The presentation of the book is quite simplistic, it's well written - very basic and easy to glide through (for people who can handle the subject matter), and the style of writing is consistent and in each sentence the emotion and regret oozes out - it is like having the narrator's voice in my head, reading it to me, if that makes sense, it is incredibly easy to work out his tone of voice, and the emotions he is feeling, and it's easy to get the jist of the story. He builds tension well and explains things thoroughly while the book is still believable and not over-the-top-shocking. The narrator really captures the doubts and frustrations that he felt as a young boy as if it was just yesterday, and it was a touching read.
The author does a good job in making certain characters hateable, however a majority were left unexplored and didn't have much depth, for example I was curious to know whether Ruth actually abused her own kids and if they were 'under her control' or if they were actually enjoying the atrocious crimes they commited - which they seemed to be, but who knows? I also didn't like some of the gory details in the book and struggled to believe that the narrator would be able to understand some of the things that happened at such a young age, but apart from this I think the book is very, very well written.
The only disadvantage to the book is its disturbing contents. I love horror movies and gore, but when it comes to reading about a young girl being tortured, raped and then murdered in alot of detail, it is quite upsetting, however it did keep me gripped to the book and at no point did I need to take a break or want to stop reading. I did feel very angry and upset at the abuse that Meg (and her sister) had to endure, but I didn't feel heartbroken and I wasn't crying hysterically, mainly because the book is focussed David's love towards her rather than it being a book in which we get to know Meg. I know that might sound harsh, but that's just my opinion. If Meg was the narrator or main character then obviously I would feel different. If you are squeamish or can't handle child abuse or extreme sexual abuse, then I wouldn't reccomend his book, however I think the underlying message of the book is the main focus - the story of a man whose past regrets are haunting him and wearing him down, day by day. He acknowledges the pain and fear that Meg would of felt, and my favourite quote from the book is as follows -
"You think you know about pain? Talk to my second wife. She does. Or she thinks she does.
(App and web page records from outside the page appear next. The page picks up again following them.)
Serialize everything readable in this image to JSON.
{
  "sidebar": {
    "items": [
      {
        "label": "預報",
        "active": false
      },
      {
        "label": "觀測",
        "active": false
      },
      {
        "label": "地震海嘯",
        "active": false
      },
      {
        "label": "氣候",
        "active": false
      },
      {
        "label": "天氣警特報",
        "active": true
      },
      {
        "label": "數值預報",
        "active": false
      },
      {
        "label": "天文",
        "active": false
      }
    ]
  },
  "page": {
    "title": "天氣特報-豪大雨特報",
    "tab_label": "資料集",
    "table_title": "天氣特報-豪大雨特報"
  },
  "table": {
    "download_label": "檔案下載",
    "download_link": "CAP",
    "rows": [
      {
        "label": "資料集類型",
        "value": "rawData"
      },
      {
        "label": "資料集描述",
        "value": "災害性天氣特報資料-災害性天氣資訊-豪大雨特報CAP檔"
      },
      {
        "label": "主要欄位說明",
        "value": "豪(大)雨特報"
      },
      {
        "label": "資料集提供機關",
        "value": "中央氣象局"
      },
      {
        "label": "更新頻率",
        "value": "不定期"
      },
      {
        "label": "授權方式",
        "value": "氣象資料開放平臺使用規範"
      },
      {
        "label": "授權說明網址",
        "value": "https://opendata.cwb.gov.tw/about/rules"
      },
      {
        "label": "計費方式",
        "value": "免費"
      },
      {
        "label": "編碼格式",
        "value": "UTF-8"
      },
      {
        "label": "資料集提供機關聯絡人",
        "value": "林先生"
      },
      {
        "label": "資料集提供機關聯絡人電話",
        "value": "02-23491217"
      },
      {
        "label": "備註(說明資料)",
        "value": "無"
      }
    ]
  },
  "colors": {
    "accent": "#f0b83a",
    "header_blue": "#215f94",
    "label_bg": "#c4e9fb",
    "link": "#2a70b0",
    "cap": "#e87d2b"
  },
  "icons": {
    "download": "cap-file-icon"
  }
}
She says that once when she was nineteen or twenty she got between a couple of cats fighting - her own cat and a neighbor's - and one of them went at her, climbed her like a tree, tore gashes out of her thighs and breasts and belly that you still can see today, scared her so badly she fell back against her mother's turn-of-the-century Hoosier, breaking her best ceramic pie plate and scraping six inches of skin off her ribs while the cat made its way back down her again, all tooth and claw and spitting fury. Thirty-six stitches I think she said she got. And a fever that lasted days. My second wife says that's pain. She doesn't know sh*t, that woman."
I think this quote is really powerful, and if you've read the book you will understand what it means - it's basically about how people suffer in silence yet some people blow things that are no where near as horrific out of proportian. Overall, the book is rather disturbing, and at parts, very graphic, and these few genuinely shocking and brutal scenes make up for where the book drags. The end of the book was interesting to read, and made me question a few things too, so it wasn't entirely 'satisfying' but I found that it ended well.